## Work instructions
Search the records for the word "name" and copy each line in which it appears.

■ ■ ■ ■ ■

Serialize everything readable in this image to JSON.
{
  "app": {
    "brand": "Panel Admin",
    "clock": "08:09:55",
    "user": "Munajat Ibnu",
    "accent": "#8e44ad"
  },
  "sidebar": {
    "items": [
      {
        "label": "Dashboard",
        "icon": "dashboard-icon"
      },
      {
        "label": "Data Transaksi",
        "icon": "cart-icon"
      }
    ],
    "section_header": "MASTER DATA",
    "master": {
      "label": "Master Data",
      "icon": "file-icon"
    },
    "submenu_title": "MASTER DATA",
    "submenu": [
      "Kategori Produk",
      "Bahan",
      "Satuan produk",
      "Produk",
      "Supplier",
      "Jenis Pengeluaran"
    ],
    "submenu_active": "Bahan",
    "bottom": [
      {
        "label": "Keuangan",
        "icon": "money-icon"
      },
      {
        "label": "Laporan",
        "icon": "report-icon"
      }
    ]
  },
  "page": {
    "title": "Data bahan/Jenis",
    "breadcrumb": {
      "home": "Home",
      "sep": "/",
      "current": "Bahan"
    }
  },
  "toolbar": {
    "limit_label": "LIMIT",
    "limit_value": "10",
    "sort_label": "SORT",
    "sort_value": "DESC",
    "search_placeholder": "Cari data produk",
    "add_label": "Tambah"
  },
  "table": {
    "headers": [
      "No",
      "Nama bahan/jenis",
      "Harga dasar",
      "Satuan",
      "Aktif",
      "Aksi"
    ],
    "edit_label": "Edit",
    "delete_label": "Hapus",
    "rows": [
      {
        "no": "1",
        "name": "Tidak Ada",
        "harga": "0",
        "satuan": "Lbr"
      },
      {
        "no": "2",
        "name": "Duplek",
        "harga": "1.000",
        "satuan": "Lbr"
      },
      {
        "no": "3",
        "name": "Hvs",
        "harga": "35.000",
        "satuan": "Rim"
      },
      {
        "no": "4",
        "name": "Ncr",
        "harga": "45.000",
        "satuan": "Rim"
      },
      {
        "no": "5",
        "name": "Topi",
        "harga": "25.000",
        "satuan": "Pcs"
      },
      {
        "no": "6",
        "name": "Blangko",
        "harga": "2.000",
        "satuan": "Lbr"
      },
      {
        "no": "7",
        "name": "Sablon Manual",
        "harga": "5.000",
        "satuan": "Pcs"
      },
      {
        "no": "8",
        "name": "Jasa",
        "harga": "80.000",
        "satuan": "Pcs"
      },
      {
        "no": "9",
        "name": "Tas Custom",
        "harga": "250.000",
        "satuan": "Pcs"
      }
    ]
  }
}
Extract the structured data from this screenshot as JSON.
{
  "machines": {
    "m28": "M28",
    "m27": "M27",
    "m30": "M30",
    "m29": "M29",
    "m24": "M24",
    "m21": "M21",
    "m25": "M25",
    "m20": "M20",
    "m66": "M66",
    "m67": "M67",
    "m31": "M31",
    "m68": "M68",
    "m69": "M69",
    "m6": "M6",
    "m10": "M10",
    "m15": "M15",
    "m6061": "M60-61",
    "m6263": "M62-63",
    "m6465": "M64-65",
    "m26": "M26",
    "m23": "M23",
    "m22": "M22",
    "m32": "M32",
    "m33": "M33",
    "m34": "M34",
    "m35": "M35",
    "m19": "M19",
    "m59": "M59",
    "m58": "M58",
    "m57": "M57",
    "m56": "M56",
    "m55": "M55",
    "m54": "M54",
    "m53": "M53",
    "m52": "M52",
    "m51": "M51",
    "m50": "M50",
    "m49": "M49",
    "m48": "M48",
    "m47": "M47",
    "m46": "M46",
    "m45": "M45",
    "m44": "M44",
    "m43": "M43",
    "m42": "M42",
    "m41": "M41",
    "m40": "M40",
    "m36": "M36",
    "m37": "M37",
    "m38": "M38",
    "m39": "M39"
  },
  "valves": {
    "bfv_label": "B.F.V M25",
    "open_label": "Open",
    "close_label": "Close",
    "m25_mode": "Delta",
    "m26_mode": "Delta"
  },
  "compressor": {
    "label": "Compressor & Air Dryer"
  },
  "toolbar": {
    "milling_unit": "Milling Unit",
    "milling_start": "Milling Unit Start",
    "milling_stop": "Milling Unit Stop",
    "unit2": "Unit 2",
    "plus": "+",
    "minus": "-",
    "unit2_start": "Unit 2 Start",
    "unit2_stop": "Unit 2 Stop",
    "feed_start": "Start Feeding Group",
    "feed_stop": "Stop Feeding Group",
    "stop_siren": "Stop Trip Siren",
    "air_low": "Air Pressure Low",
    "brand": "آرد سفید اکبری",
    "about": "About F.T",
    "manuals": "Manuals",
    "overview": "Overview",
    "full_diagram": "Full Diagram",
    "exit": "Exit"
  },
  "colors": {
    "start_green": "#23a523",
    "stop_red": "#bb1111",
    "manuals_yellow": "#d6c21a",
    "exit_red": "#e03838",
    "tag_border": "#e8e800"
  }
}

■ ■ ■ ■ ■

## Task solution
        "name": "Tidak Ada",
        "name": "Duplek",
        "name": "Hvs",
        "name": "Ncr",
        "name": "Topi",
        "name": "Blangko",
        "name": "Sablon Manual",
        "name": "Jasa",
        "name": "Tas Custom",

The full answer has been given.